EXERCISE
For the string "points", find every matching line in the records and copy it.

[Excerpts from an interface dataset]
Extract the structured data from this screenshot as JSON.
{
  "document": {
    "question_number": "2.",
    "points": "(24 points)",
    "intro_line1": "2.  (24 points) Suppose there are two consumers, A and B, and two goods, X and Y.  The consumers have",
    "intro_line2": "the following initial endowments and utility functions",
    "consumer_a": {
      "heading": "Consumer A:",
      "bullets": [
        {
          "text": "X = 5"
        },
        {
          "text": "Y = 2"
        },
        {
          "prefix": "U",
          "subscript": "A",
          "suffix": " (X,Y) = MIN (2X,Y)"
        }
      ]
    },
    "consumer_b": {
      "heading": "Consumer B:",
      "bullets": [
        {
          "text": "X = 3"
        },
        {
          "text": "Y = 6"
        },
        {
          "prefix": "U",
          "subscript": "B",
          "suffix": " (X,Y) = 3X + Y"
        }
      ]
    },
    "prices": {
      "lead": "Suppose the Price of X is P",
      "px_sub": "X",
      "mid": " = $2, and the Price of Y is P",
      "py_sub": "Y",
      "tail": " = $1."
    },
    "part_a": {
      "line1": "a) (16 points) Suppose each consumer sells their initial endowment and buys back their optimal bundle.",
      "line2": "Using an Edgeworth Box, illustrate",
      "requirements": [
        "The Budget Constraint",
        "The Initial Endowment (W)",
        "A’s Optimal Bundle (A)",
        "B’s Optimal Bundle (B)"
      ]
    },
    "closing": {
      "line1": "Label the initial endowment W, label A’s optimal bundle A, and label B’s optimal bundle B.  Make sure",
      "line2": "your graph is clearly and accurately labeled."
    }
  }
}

RESULT FOR THIS TASK
    "points": "(24 points)",
    "intro_line1": "2.  (24 points) Suppose there are two consumers, A and B, and two goods, X and Y.  The consumers have",
      "line1": "a) (16 points) Suppose each consumer sells their initial endowment and buys back their optimal bundle.",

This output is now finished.